Note: REL Midwest was unable to locate a link to the full-text version of this resource. Although REL Midwest tries to provide publicly available resources whenever possible, it was determined that this resource may be of interest to you. It may be found through university or public library systems.

Methods

Keywords and Search Strings

The following keywords and search strings were used to search the reference databases and other sources:

  • Kindergarten ‘full day’

  • RCT kindergarten ‘full day’

Databases and Search Engines

We searched ERIC for relevant resources. ERIC is a free online library of more than 1.6 million citations of education research sponsored by the Institute of Education Sciences (IES). Additionally, we searched IES and Google Scholar.
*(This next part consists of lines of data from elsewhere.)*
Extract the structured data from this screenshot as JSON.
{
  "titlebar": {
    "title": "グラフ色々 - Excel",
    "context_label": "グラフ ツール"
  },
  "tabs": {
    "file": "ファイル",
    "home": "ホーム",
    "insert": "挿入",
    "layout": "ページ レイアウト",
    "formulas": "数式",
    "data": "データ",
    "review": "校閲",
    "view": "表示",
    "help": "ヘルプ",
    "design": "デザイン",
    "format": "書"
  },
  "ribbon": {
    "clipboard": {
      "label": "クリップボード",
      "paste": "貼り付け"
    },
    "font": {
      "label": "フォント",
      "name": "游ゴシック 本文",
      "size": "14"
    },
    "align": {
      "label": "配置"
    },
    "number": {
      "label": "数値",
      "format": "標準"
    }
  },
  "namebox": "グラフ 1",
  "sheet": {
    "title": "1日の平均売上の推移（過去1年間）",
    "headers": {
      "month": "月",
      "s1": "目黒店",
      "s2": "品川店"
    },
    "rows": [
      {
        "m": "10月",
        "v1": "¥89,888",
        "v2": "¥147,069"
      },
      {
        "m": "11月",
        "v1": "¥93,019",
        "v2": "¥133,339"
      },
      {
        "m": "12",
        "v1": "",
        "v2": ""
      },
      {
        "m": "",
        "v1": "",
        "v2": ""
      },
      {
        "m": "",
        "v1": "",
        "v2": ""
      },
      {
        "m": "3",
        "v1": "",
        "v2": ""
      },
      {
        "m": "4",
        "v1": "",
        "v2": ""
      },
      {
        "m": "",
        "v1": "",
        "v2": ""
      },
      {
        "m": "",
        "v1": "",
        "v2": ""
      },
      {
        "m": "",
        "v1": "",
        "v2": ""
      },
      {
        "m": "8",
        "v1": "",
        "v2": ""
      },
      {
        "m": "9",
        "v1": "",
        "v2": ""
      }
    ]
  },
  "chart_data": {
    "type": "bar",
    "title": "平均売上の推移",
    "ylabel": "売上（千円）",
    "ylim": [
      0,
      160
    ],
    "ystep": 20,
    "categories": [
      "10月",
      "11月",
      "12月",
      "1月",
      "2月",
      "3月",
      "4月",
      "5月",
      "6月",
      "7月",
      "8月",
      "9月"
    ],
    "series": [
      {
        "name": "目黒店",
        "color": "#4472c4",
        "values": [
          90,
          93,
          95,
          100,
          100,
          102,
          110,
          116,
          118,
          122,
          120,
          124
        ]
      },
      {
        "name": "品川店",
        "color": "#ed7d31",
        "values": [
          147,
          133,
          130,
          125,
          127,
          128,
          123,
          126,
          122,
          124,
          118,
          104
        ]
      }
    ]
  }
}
Reference Search and Selection Criteria

When we were searching and reviewing resources, we considered the following criteria:

  • Date of the publication: References and resources published over the last 15 years, from 2004 to present, were included in the search and review.

  • Search priorities of reference sources: Search priority is given to study reports, briefs, and other documents that are published or reviewed by IES and other federal or federally funded organizations.

  • Methodology: We used the following methodological priorities/considerations in the review and selection of the references: (a) study types—randomized control trials, quasi-experiments, surveys, descriptive data analyses, literature reviews, policy briefs, and so forth, generally in this order, (b) target population, samples (e.g., representativeness of the target population, sample size, volunteered or randomly selected), study duration, and so forth, and (c) limitations, generalizability of the findings and conclusions, and so forth.
This memorandum is one in a series of quick-turnaround responses to specific questions posed by educational stakeholders in the Midwest Region (Illinois, Indiana, Iowa, Michigan, Minnesota, Ohio, Wisconsin), which is served by the Regional Educational Laboratory (REL Midwest) at American Institutes for Research. This memorandum was prepared by REL Midwest under a contract with the U.S. Department of Education’s Institute of Education Sciences (IES), Contract ED-IES-17-C-0007, administered by American Institutes for Research. Its content does not necessarily reflect the views or policies of IES or the U.S. Department of Education nor does mention of trade names, commercial products, or organizations imply endorsement by the U.S. Government.